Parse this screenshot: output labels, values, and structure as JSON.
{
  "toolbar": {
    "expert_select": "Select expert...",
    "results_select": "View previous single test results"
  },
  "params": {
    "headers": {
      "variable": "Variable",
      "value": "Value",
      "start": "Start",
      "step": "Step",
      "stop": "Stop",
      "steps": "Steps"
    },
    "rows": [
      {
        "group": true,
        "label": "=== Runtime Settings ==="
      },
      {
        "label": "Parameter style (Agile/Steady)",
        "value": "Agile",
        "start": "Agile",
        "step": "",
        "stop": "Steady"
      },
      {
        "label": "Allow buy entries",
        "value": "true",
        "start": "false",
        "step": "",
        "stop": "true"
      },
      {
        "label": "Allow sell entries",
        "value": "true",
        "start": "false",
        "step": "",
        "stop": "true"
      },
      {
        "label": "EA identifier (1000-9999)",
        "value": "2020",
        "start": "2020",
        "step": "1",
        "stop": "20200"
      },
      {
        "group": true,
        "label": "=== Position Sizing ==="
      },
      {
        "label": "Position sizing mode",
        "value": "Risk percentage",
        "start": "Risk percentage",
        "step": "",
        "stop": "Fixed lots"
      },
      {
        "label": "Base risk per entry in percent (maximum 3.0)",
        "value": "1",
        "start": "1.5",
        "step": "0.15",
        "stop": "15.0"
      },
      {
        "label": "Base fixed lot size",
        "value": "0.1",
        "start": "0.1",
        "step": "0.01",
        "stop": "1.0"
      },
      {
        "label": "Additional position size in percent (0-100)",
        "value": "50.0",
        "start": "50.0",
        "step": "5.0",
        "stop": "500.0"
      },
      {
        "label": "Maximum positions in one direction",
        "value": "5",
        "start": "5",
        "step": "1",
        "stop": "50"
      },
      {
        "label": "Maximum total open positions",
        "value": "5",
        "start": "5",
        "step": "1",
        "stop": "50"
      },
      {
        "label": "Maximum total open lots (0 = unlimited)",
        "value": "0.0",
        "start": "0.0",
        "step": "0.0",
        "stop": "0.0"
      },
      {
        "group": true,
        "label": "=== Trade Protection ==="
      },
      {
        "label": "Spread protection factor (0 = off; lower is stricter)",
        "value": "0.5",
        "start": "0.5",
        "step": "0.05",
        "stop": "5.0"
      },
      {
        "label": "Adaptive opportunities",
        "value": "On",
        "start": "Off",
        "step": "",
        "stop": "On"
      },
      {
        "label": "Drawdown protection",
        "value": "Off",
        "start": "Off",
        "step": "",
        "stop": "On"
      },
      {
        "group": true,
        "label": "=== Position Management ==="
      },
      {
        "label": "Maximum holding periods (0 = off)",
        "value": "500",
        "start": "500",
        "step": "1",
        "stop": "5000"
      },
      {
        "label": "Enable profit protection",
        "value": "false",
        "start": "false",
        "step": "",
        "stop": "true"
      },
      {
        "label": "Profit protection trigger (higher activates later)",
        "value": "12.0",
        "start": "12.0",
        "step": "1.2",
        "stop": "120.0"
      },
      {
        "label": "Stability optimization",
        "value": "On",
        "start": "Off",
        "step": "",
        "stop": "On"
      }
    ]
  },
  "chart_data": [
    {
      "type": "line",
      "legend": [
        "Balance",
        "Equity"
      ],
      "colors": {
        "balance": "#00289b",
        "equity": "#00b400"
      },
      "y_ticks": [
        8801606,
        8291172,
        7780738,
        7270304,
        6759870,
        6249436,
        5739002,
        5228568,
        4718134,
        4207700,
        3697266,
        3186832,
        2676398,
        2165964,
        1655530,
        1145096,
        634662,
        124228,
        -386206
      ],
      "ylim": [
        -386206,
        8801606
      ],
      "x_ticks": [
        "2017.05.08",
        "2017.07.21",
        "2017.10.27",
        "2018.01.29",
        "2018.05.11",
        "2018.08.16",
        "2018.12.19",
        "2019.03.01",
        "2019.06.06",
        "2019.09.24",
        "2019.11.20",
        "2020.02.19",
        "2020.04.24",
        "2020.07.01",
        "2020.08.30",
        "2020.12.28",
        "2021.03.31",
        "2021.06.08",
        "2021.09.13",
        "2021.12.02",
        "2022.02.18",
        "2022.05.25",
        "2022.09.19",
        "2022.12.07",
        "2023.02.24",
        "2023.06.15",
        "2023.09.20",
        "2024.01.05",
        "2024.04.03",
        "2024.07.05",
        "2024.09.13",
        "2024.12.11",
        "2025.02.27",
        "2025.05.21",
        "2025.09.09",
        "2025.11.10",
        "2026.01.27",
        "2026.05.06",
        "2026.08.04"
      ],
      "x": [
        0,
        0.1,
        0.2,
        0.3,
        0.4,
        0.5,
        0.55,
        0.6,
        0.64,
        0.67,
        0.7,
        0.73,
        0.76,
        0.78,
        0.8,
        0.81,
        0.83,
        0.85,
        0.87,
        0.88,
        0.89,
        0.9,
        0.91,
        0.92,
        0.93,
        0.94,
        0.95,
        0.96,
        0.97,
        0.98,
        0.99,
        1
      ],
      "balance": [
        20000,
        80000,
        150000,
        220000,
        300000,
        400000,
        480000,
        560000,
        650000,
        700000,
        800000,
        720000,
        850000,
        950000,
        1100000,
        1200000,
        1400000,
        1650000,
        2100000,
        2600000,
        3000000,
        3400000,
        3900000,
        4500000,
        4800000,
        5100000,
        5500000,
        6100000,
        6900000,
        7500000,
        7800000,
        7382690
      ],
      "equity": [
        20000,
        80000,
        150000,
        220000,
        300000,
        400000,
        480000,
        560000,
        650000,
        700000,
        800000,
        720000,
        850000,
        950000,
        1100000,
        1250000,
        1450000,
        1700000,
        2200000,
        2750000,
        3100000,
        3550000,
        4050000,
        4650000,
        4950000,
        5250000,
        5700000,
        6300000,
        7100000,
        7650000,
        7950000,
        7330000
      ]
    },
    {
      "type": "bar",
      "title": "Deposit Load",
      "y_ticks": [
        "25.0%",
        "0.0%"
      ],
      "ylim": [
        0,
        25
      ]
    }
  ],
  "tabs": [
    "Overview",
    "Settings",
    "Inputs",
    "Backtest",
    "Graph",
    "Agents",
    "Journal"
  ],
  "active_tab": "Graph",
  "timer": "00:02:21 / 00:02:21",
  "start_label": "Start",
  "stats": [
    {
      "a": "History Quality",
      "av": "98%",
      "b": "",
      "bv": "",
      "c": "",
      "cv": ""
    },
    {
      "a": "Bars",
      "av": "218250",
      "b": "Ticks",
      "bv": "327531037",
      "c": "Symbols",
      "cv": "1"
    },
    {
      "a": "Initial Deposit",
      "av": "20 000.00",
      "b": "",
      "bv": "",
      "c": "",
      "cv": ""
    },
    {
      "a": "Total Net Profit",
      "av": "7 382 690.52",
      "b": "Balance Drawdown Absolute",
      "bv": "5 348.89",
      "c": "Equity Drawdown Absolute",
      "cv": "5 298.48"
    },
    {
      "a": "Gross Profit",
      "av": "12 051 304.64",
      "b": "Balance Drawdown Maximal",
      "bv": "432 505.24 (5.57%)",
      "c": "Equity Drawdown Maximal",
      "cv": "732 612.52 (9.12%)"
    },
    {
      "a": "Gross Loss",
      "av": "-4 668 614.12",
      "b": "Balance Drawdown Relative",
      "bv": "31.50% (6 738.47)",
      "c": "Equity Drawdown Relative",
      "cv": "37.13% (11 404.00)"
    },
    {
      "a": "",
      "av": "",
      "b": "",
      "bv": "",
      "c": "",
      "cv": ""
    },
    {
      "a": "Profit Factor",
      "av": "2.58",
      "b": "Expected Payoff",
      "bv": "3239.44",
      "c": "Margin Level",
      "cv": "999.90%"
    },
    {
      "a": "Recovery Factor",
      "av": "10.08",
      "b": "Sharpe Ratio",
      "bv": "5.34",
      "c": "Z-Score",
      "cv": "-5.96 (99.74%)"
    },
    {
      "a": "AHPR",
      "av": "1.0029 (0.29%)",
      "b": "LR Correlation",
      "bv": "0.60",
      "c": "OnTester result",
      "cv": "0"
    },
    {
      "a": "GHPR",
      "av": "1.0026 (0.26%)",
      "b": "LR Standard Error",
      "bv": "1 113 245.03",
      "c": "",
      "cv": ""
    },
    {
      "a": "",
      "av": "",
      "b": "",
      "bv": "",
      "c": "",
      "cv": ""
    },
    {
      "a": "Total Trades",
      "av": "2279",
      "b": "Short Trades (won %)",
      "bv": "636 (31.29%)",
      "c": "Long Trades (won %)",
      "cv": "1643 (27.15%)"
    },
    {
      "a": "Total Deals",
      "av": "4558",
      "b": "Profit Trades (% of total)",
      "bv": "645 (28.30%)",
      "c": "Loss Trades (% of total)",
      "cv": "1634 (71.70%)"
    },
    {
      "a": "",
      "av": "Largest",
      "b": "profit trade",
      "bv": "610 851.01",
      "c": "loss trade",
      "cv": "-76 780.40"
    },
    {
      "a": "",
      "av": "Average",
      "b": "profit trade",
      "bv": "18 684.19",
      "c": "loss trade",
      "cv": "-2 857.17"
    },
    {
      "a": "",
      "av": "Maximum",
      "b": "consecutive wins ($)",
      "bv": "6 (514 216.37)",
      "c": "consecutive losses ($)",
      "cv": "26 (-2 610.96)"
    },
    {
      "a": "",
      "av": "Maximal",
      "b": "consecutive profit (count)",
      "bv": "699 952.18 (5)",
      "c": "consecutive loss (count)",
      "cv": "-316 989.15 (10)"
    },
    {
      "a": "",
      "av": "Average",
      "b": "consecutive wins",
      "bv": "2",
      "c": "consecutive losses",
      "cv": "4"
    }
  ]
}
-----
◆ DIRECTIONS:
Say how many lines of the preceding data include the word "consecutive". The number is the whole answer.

◆ EXERCISE RESPONSE:
6